Give feedback to the agency including candidates suitability for the post and the service given by the agency – enabling agencies to learn further insight into your requirements.
For candidates seeking employment:
When your CV is on the desk of a potential employer, it speaks for you. Take the time to make sure your CV will say the right things. It should be easily read and clearly presented, avoiding superlatives, clumsy jargon and over-used cliches.
Remember that agencies may be faced with many CVs, and their first objective is to filter out all of those applicants who are unsuitable for the job. Ensure that your CV stands out in the face of stiff competition – it should include in a clear and precise layout contact details, date of birth, nationality and marital status; your availability; whether you are a driver/car owner and; your general state of health.
Ensure there is a brief synopsis of your experience so far on the FRONT PAGE of your CV. This should detail briefly experience of techniques and instrumentation used and any associated software if applicable. It should also include your most recent job title and briefly cover your immediate future career aspirations.
Your CV should show your range of experience and your professional development, and also identify the key skills and responsibilities of each position you have held. If you are a graduate looking for your first job, you can use this section to describe your final year project, your areas of interest, and any positions of responsibility you held within university societies.
· List positions held in reverse chronological order
· For each position, clearly state company, job title, dates, responsibilities, duties, projects and achievements
· Think about the specific tasks and challenges of each position and your role in the company or project.
· Give more detail for your most recent positions – these will be given far more attention by employers.
Ensure your CV makes the right visual impression.
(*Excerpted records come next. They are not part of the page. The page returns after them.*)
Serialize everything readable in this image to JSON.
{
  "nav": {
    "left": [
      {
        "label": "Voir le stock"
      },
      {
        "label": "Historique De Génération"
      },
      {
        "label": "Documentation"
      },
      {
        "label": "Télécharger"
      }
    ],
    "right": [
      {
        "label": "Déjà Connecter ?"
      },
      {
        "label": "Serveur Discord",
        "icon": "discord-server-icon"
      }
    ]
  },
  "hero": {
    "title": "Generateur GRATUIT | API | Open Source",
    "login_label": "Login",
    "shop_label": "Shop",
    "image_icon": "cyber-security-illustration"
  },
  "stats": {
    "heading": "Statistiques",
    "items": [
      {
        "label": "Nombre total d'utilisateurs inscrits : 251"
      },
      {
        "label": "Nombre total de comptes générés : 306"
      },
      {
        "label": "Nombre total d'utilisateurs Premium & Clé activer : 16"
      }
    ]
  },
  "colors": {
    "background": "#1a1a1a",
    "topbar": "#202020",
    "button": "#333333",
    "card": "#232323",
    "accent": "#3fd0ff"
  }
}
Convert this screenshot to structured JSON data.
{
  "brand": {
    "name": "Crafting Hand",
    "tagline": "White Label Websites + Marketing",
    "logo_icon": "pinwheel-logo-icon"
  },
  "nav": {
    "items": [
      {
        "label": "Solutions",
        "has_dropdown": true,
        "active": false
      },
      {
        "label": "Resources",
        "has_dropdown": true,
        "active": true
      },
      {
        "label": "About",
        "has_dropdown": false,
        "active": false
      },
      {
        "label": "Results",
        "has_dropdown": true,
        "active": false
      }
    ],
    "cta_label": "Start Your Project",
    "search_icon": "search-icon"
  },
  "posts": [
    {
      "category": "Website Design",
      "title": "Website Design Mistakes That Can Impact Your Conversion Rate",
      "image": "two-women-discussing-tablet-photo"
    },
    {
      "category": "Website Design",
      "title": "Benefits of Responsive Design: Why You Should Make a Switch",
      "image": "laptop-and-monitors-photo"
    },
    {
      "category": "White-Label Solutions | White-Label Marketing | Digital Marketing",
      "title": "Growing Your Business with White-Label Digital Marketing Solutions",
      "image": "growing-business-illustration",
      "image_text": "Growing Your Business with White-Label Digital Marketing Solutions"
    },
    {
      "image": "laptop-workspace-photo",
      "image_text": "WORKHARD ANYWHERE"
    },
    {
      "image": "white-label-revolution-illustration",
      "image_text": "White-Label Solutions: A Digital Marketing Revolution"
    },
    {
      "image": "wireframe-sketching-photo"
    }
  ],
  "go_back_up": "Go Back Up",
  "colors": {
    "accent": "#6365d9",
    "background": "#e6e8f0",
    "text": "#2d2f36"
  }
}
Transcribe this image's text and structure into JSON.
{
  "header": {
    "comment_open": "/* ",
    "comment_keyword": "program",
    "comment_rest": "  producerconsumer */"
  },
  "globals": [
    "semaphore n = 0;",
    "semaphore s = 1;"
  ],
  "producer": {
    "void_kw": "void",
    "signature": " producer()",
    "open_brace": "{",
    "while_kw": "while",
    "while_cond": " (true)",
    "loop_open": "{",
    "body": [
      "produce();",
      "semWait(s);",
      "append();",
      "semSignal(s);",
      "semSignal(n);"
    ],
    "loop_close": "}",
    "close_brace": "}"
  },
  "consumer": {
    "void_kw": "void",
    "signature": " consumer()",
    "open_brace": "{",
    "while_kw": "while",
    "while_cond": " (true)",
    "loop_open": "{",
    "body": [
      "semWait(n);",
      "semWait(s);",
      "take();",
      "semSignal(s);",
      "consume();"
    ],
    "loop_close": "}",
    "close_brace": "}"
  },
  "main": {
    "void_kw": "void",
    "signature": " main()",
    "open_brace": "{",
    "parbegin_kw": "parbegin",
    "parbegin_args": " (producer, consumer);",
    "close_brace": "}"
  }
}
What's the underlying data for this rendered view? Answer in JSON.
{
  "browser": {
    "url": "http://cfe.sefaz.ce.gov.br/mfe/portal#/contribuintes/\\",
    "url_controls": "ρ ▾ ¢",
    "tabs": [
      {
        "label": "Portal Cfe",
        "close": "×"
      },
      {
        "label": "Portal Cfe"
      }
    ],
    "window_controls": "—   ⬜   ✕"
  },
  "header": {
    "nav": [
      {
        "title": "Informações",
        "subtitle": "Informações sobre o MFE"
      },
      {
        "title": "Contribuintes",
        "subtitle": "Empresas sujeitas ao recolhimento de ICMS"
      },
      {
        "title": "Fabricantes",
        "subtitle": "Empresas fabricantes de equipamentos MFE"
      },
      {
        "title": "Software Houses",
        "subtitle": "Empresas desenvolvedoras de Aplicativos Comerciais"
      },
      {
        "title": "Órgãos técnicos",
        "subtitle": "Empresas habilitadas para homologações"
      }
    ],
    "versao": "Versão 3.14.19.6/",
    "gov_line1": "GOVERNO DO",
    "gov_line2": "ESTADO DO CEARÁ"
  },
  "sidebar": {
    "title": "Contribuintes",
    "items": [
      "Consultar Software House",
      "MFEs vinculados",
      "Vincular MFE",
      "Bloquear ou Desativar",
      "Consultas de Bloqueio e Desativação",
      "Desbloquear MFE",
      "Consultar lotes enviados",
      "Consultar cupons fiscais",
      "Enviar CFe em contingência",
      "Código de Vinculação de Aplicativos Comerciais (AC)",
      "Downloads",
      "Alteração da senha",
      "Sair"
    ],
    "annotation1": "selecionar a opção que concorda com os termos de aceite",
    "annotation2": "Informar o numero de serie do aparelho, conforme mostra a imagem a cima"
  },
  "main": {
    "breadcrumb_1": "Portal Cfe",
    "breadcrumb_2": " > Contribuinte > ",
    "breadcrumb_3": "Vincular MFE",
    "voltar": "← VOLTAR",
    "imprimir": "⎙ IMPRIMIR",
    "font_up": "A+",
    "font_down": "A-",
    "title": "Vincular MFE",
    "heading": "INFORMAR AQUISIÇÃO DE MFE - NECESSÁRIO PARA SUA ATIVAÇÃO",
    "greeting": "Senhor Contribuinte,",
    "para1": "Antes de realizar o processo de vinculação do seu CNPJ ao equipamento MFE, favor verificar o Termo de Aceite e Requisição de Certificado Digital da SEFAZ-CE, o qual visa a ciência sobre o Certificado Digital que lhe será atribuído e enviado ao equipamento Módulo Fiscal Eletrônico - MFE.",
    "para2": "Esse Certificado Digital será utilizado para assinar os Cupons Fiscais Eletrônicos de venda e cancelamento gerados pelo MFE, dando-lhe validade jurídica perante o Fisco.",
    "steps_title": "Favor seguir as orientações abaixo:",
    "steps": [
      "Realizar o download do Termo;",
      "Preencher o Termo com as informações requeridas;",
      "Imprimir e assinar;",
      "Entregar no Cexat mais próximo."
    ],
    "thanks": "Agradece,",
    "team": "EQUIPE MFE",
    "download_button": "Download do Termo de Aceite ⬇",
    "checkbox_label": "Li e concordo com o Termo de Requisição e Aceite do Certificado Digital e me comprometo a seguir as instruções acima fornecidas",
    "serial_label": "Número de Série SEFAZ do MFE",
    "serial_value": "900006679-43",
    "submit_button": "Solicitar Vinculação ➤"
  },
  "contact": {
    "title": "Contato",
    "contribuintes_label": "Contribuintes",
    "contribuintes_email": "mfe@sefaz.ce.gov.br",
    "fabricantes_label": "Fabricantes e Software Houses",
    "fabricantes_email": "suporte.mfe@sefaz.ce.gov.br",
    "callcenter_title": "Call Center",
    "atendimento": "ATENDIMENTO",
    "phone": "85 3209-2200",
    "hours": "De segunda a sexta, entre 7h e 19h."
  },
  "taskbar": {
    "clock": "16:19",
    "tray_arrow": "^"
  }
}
It should be clear, attractive and stylish and show a level of professionalism which immediately gives a prospective employer confidence. Here are a few key points to remember:
· Your CV should be no more than two sides of A4 (except for senior management level, where three may be necessary).
· Use a simple layout that is easy to navigate, directing employers straight to the important information.
· Use a quality paper in white or cream, and choose a clear typeface (such as Times New Roman or Arial), font size 12.
· Bullet points, bold headings and clever typesetting allow you to present a lot of information without it seeming crowded.
Overall, the design and layout of your CV should show an employer that you have put time and thought into it.
· Check your CV for spelling and grammar! Or better still, get someone else to check it. Trivial spelling and grammar errors make a poor impression, if you cannot produce a professional CV you are inviting an employer to question your overall competence.
· Send your CV unfolded, accompanied by a covering letter
· Finally, as always, keep it brief and simple!
For further information on your future recruitment needs or job search, please contact Christine Suckley at QADS Technical Recruitment Specialists on 01244 323400, email firstname.lastname@example.org. QADS – Setting New Standards in Recruitment.